Cookies Policy

This site uses cookies. By continuing to browse the site you are agreeing to our use of cookies.

I accept this policy

Find out more here

Philosophie Und Physik Zwischen Notwendigem Und Hypothetischem Wissen Zur Wissenstheoretischen Bestimmung Der Physik in Der Philosophia Des Wilhelm Von Conches

No metrics data to plot.
The attempt to load metrics for this article has failed.
The attempt to plot a graph for these metrics has failed.
The full text of this article is not currently available.

Brill’s MyBook program is exclusively available on BrillOnline Books and Journals. Students and scholars affiliated with an institution that has purchased a Brill E-Book on the BrillOnline platform automatically have access to the MyBook option for the title(s) acquired by the Library. Brill MyBook is a print-on-demand paperback copy which is sold at a favorably uniform low price.

Access this article

+ Tax (if applicable)
Add to Favorites
You must be logged in to use this functionality

image of Early Science and Medicine

A number of studies have investigated how the renewed interest in Plato's Timaeus led twelfth-century natural philosophers to take a growing interest in the material aspects of nature. By contrast, the implications of the resulting theories for the development of scientific knowledge have so far received but scant attention. But, as is shown in this paper, William of Conches, one of the most important natural philosophers of that age, not only broadened the material understanding of nature in his early text Philosophia, but also introduced a systematic distinction between the particular validity claims of philosophy and of physics. As we demonstrate, this distinction allowed for the formation of different disciplines, each having its particular methodology and explanatory force. Thus philosophy and physics could consider the same object, viz. the generation of the world, under the different and partly even contradictory perspectives of divine creation and the nature(s) of beings.
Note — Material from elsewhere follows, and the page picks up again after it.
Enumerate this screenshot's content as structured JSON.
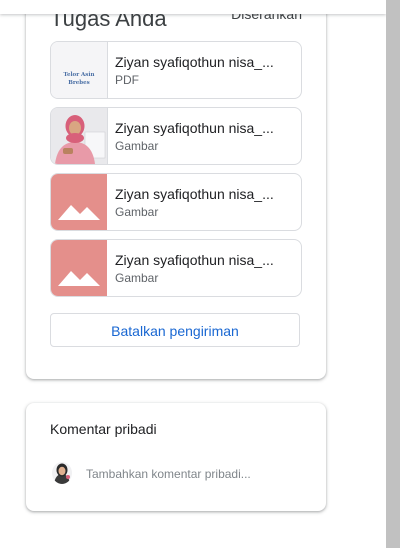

This article analyzes the range of application of this distinction and its systematic consequences for the study of nature (e.g. the elements) as well as its importance for the elaboration of a theory of knowledge.

Affiliations: 1: Johann Wolfgang Goethe-Universität, Frankfurt am Main


Full text loading...


Data & Media loading...

Article metrics loading...



Can't access your account?
  • Tools

  • Add to Favorites
  • Printable version
  • Email this page
  • Subscribe to ToC alert
  • Get permissions
  • Recommend to your library

    You must fill out fields marked with: *

    Librarian details
    Your details
    Why are you recommending this title?
    Select reason:
    Early Science and Medicine — Recommend this title to your library
  • Export citations
  • Key

  • Full access
  • Open Access
  • Partial/No accessInformation